= ABOUT THIS EXERCISE =
Each entry below is to be copied verbatim.
AVAILABLE RECORDS: Begin
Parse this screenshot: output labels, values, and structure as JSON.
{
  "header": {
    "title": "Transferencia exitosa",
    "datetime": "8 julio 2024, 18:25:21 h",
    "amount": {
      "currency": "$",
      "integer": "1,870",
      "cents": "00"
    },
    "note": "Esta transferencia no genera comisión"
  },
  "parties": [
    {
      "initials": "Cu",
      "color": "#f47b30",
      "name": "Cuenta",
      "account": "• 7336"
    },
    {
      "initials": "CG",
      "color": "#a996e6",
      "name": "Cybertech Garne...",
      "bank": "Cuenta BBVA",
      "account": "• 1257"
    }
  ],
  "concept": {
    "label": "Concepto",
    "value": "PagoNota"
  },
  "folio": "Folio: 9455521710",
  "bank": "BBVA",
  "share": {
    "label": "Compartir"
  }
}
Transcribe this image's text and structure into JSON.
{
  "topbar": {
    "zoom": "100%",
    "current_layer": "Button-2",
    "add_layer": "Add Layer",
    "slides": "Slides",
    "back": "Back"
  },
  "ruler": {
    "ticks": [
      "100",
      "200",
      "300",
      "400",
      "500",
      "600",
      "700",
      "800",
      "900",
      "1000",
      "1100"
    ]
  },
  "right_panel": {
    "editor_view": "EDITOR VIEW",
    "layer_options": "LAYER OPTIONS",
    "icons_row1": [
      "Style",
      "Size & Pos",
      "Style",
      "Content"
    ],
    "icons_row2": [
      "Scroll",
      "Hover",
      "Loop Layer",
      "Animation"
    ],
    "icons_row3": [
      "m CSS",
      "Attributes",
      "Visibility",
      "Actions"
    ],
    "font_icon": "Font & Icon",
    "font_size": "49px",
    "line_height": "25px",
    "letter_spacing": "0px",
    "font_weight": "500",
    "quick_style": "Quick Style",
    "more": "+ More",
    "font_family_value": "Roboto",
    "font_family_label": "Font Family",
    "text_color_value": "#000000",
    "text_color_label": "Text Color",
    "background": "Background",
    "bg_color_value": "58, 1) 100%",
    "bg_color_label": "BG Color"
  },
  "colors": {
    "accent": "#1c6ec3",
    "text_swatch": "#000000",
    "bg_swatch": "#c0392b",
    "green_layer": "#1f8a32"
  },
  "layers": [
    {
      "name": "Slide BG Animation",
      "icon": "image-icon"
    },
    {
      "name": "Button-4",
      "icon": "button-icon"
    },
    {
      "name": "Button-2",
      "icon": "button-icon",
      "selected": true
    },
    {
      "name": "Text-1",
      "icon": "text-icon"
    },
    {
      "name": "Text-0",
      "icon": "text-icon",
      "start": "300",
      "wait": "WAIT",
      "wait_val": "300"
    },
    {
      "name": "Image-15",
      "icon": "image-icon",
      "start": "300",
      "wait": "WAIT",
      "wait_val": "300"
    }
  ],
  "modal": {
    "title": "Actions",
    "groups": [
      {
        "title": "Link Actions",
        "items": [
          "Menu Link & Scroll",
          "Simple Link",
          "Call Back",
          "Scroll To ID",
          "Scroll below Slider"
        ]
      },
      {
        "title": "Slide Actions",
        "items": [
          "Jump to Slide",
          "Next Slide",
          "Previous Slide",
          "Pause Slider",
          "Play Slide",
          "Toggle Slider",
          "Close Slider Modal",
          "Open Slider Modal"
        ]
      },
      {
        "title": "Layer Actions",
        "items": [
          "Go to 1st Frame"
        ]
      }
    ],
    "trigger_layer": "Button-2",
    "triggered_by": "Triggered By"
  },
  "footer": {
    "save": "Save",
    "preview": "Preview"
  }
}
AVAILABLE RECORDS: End
= EXERCISE RESPONSE =
Parse this screenshot: output labels, values, and structure as JSON.
{
  "header": {
    "title": "Transferencia exitosa",
    "datetime": "8 julio 2024, 18:25:21 h",
    "amount": {
      "currency": "$",
      "integer": "1,870",
      "cents": "00"
    },
    "note": "Esta transferencia no genera comisión"
  },
  "parties": [
    {
      "initials": "Cu",
      "color": "#f47b30",
      "name": "Cuenta",
      "account": "• 7336"
    },
    {
      "initials": "CG",
      "color": "#a996e6",
      "name": "Cybertech Garne...",
      "bank": "Cuenta BBVA",
      "account": "• 1257"
    }
  ],
  "concept": {
    "label": "Concepto",
    "value": "PagoNota"
  },
  "folio": "Folio: 9455521710",
  "bank": "BBVA",
  "share": {
    "label": "Compartir"
  }
}
Transcribe this image's text and structure into JSON.
{
  "topbar": {
    "zoom": "100%",
    "current_layer": "Button-2",
    "add_layer": "Add Layer",
    "slides": "Slides",
    "back": "Back"
  },
  "ruler": {
    "ticks": [
      "100",
      "200",
      "300",
      "400",
      "500",
      "600",
      "700",
      "800",
      "900",
      "1000",
      "1100"
    ]
  },
  "right_panel": {
    "editor_view": "EDITOR VIEW",
    "layer_options": "LAYER OPTIONS",
    "icons_row1": [
      "Style",
      "Size & Pos",
      "Style",
      "Content"
    ],
    "icons_row2": [
      "Scroll",
      "Hover",
      "Loop Layer",
      "Animation"
    ],
    "icons_row3": [
      "m CSS",
      "Attributes",
      "Visibility",
      "Actions"
    ],
    "font_icon": "Font & Icon",
    "font_size": "49px",
    "line_height": "25px",
    "letter_spacing": "0px",
    "font_weight": "500",
    "quick_style": "Quick Style",
    "more": "+ More",
    "font_family_value": "Roboto",
    "font_family_label": "Font Family",
    "text_color_value": "#000000",
    "text_color_label": "Text Color",
    "background": "Background",
    "bg_color_value": "58, 1) 100%",
    "bg_color_label": "BG Color"
  },
  "colors": {
    "accent": "#1c6ec3",
    "text_swatch": "#000000",
    "bg_swatch": "#c0392b",
    "green_layer": "#1f8a32"
  },
  "layers": [
    {
      "name": "Slide BG Animation",
      "icon": "image-icon"
    },
    {
      "name": "Button-4",
      "icon": "button-icon"
    },
    {
      "name": "Button-2",
      "icon": "button-icon",
      "selected": true
    },
    {
      "name": "Text-1",
      "icon": "text-icon"
    },
    {
      "name": "Text-0",
      "icon": "text-icon",
      "start": "300",
      "wait": "WAIT",
      "wait_val": "300"
    },
    {
      "name": "Image-15",
      "icon": "image-icon",
      "start": "300",
      "wait": "WAIT",
      "wait_val": "300"
    }
  ],
  "modal": {
    "title": "Actions",
    "groups": [
      {
        "title": "Link Actions",
        "items": [
          "Menu Link & Scroll",
          "Simple Link",
          "Call Back",
          "Scroll To ID",
          "Scroll below Slider"
        ]
      },
      {
        "title": "Slide Actions",
        "items": [
          "Jump to Slide",
          "Next Slide",
          "Previous Slide",
          "Pause Slider",
          "Play Slide",
          "Toggle Slider",
          "Close Slider Modal",
          "Open Slider Modal"
        ]
      },
      {
        "title": "Layer Actions",
        "items": [
          "Go to 1st Frame"
        ]
      }
    ],
    "trigger_layer": "Button-2",
    "triggered_by": "Triggered By"
  },
  "footer": {
    "save": "Save",
    "preview": "Preview"
  }
}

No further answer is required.